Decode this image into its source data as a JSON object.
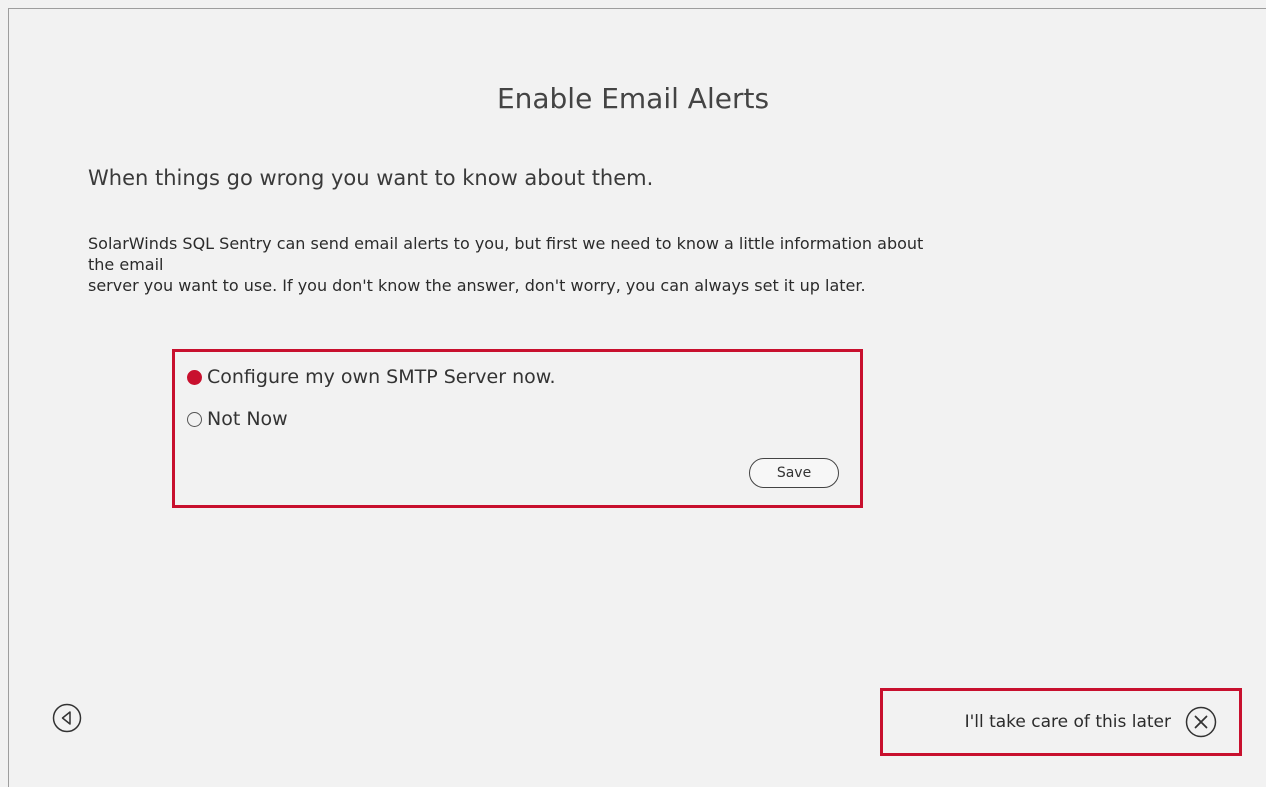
{
  "page": {
    "title": "Enable Email Alerts",
    "headline": "When things go wrong you want to know about them.",
    "description": [
      "SolarWinds SQL Sentry can send email alerts to you, but first we need to know a little information about",
      "the email",
      "server you want to use. If you don't know the answer, don't worry, you can always set it up later."
    ]
  },
  "options": [
    {
      "label": "Configure my own SMTP Server now.",
      "selected": true
    },
    {
      "label": "Not Now",
      "selected": false
    }
  ],
  "save_label": "Save",
  "footer": {
    "back_icon": "chevron-left-circle-icon",
    "later_label": "I'll take care of this later",
    "close_icon": "close-circle-icon"
  },
  "colors": {
    "accent": "#c8102e",
    "background": "#f2f2f2"
  }
}
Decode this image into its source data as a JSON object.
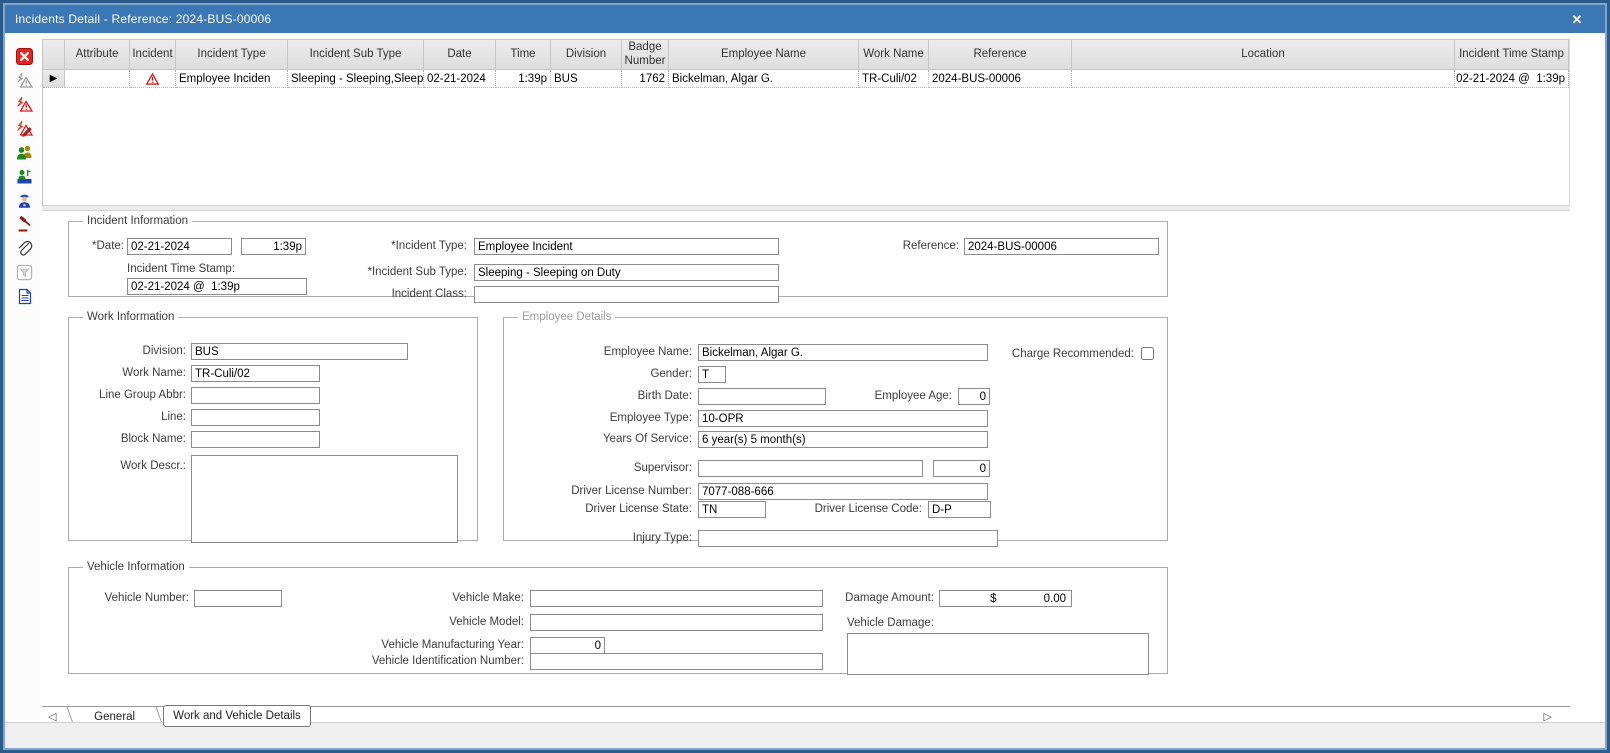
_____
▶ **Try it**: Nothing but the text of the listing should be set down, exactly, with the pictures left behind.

▶ **Exercise answer**:
Decode this image into its source data as a JSON object.
{
  "page": {
    "title": "Enable Email Alerts",
    "headline": "When things go wrong you want to know about them.",
    "description": [
      "SolarWinds SQL Sentry can send email alerts to you, but first we need to know a little information about",
      "the email",
      "server you want to use. If you don't know the answer, don't worry, you can always set it up later."
    ]
  },
  "options": [
    {
      "label": "Configure my own SMTP Server now.",
      "selected": true
    },
    {
      "label": "Not Now",
      "selected": false
    }
  ],
  "save_label": "Save",
  "footer": {
    "back_icon": "chevron-left-circle-icon",
    "later_label": "I'll take care of this later",
    "close_icon": "close-circle-icon"
  },
  "colors": {
    "accent": "#c8102e",
    "background": "#f2f2f2"
  }
}
Decode this image into its source data as a JSON object.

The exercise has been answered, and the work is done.